The training facilities and coaching staff at the academy are one of the best in Germany and in Europe as well. There are only few other youth systems across the continent including Barcelona’s fabled La Masia with state-of-the art facilities. There are 26 full time coaches who are professionally qualified working with the youth teams. Eight top professionals, among which 5 are UEFA pro licensed coaches and 2 are DFB’s A-listed trainers supervise the main division of U17,U19 and U23 teams. Among these Norbert Elgert has been with the club’s youth setup since 1996. Any youngster with a potential never misses the Gelsenkirchen native’s eyes. A Schalke man through-and-through, Elgert was the main influence behind the rise of World Cup winning star Julian Draxler, and last season’s break out stars Max Meyer and Kaan Ayhan. Rightly so he was awarded the U19 coach of the year 2013 by the German Football Association. In an interview, when he was asked about the recognition his pupils are getting at the world stage, he promptly enquires “What am I thinking? Well, I am thinking about the next training session.” There are goalkeeping coaches, Athletics trainers and an Individual Trainer working along with the coaches to train the youngsters.

Coming to the facilities, 3 full sized pitches with natural grass along with 1 artificial turf are there to conduct the training sessions. Among these, 3 pitches are well equipped with floodlights for winter training. There are regular training sessions conducted every week with emphasis on tactical and collective basis for the U15 to U23 teams. The players also receive Psychological  help while returning from injuries. There are also 2 indoor pitches built solely for technical training purposes and also two seminar rooms for video analysis and assessment. The U23 team alone has two home grounds, the Jahnstadion and the Mondpalast Arena which are nearby the Veltins Arena. The U17 and U19 teams play their matches in the footballing school of Ückendorf.

Success So Far and Future Plans:

The club’s youth policy has been a great boon to the German football and also to other national teams as well. Joel Matip one of the Knappen graduate, represented Cameroon at the world cup in Brazil. Kaan Ayhan who is a German-born player with Turkish roots, is already a member of the country’s Under-21 team. Now playing for the senior squad at Schalke, the defender could be called up for the Turkey’s senior squad in the near future. With Die Knappen’s graduates making it onto the bigger stages, the academy’s reputation has also risen over the past three years, as the clubs have regularly arranged U19 friendlies with the clubs they have faced in the Champions League.

Schalke’s management have decided to expand their plans and invest more in the youth program. A reported amount of 13 million Euros is being spent to rebuild their old Parkstadion for the U19 and U23 matches.
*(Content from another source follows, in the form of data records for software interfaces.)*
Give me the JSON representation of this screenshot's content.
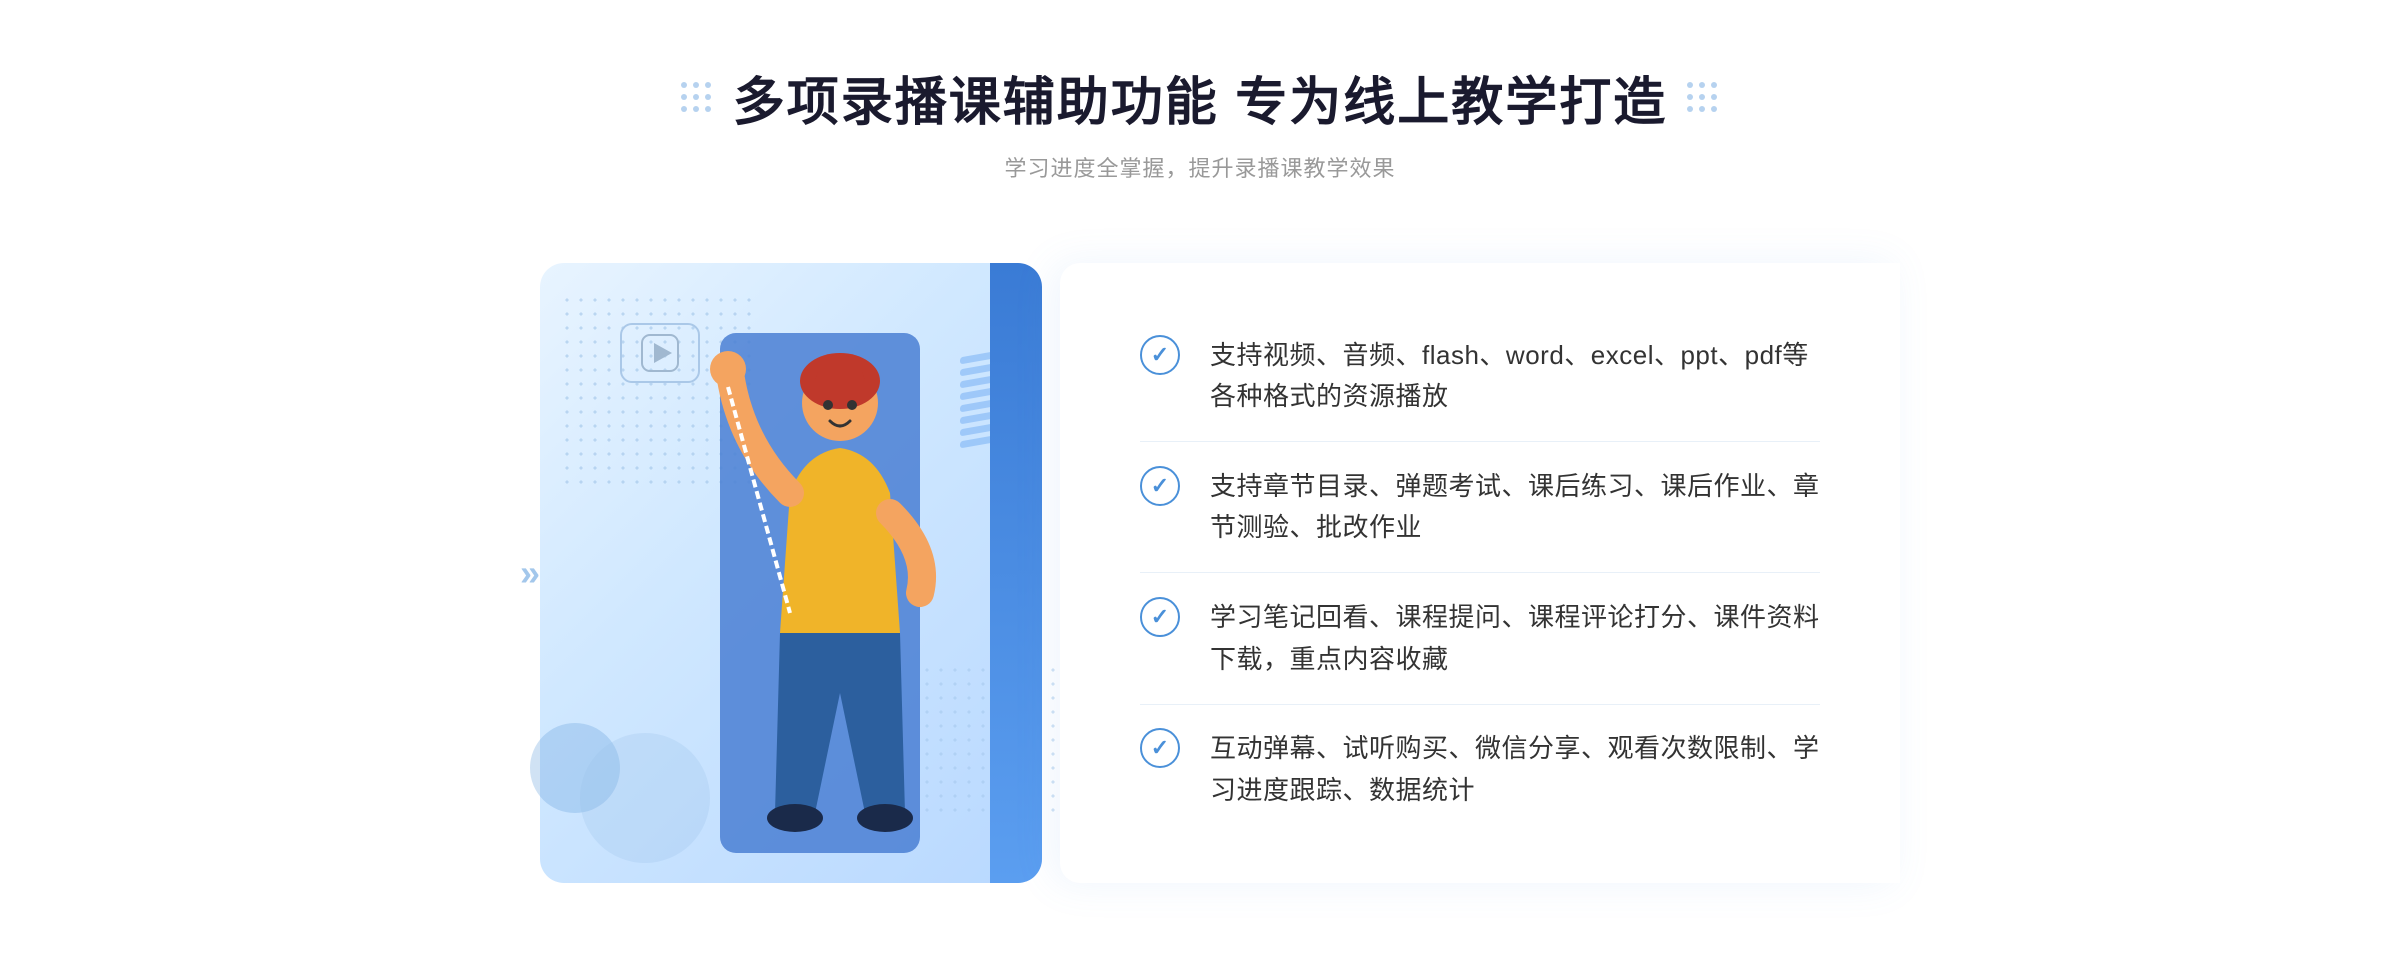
{
  "header": {
    "title": "多项录播课辅助功能 专为线上教学打造",
    "subtitle": "学习进度全掌握，提升录播课教学效果"
  },
  "features": [
    {
      "id": "feature-1",
      "text": "支持视频、音频、flash、word、excel、ppt、pdf等各种格式的资源播放"
    },
    {
      "id": "feature-2",
      "text": "支持章节目录、弹题考试、课后练习、课后作业、章节测验、批改作业"
    },
    {
      "id": "feature-3",
      "text": "学习笔记回看、课程提问、课程评论打分、课件资料下载，重点内容收藏"
    },
    {
      "id": "feature-4",
      "text": "互动弹幕、试听购买、微信分享、观看次数限制、学习进度跟踪、数据统计"
    }
  ],
  "icons": {
    "check": "✓",
    "chevron": "»",
    "play": "▶"
  },
  "colors": {
    "primary": "#4a90d9",
    "title": "#1a1a2e",
    "subtitle": "#999999",
    "text": "#333333",
    "light_blue": "#e8f4ff",
    "medium_blue": "#5b9ef0"
  }
}
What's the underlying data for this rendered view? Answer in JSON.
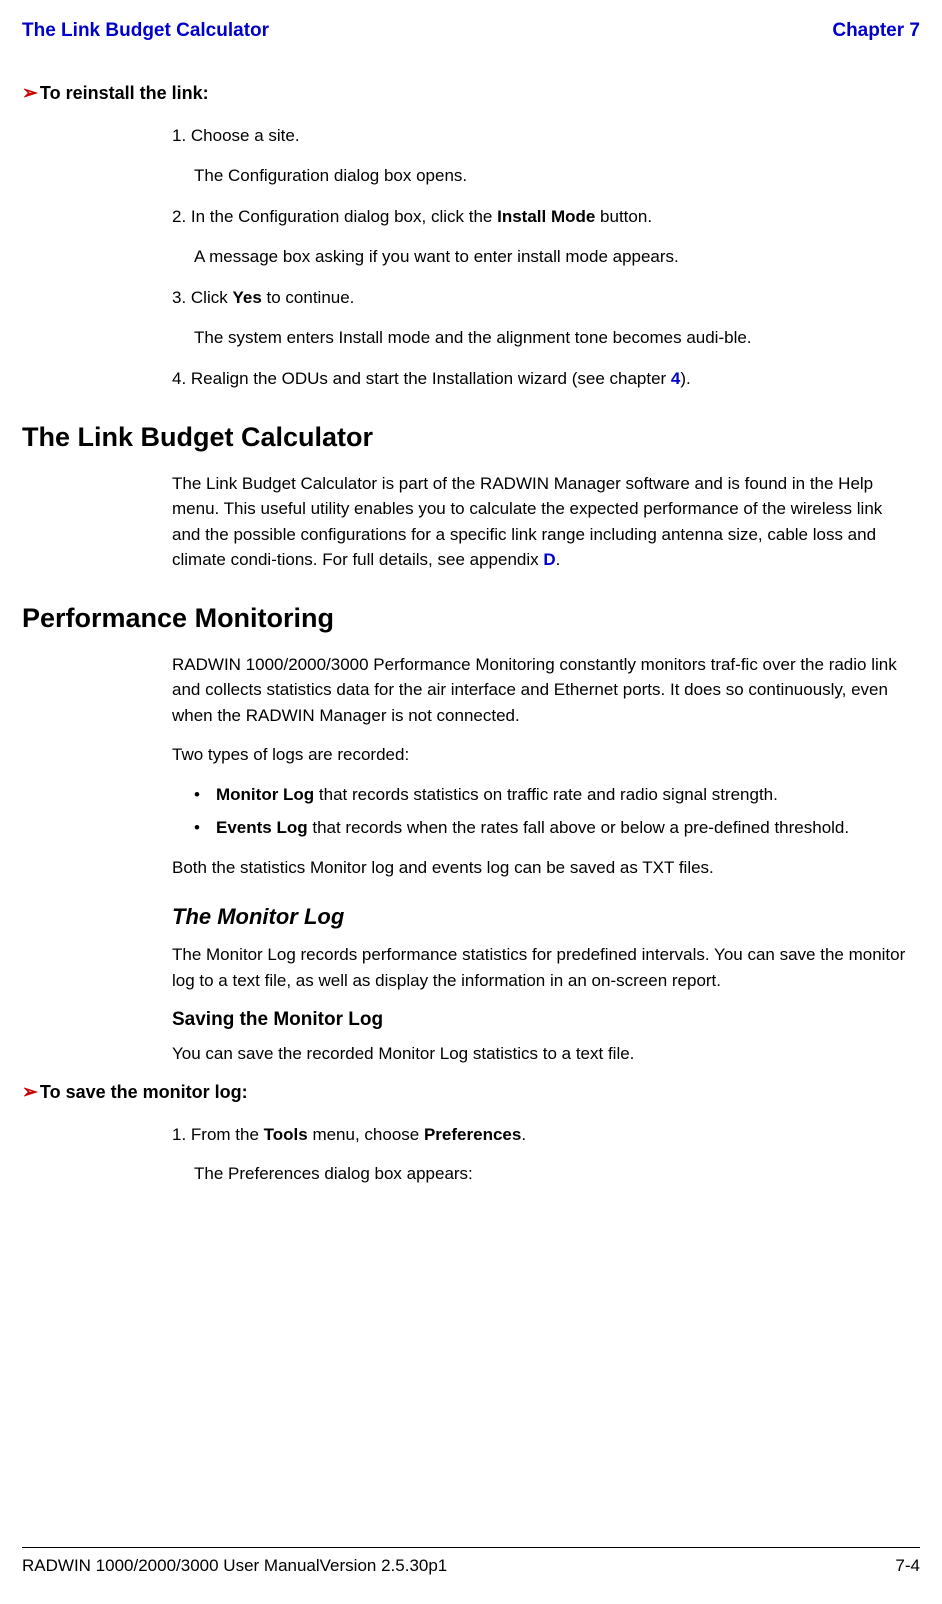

It is also said that rebuilt stadium is going to have 5 full sized pitches(3 natural grass & 2 artificial turfs) and stands with a capacity to accommodate 6000 people. The scouting for young talent is done chiefly around North Westphalia, but 13% of the youth academy consists of youngsters who hail from the other parts of Germany as well. With the newly laid plans, the number of youth players from the mining town’s youth system could only increase in the future.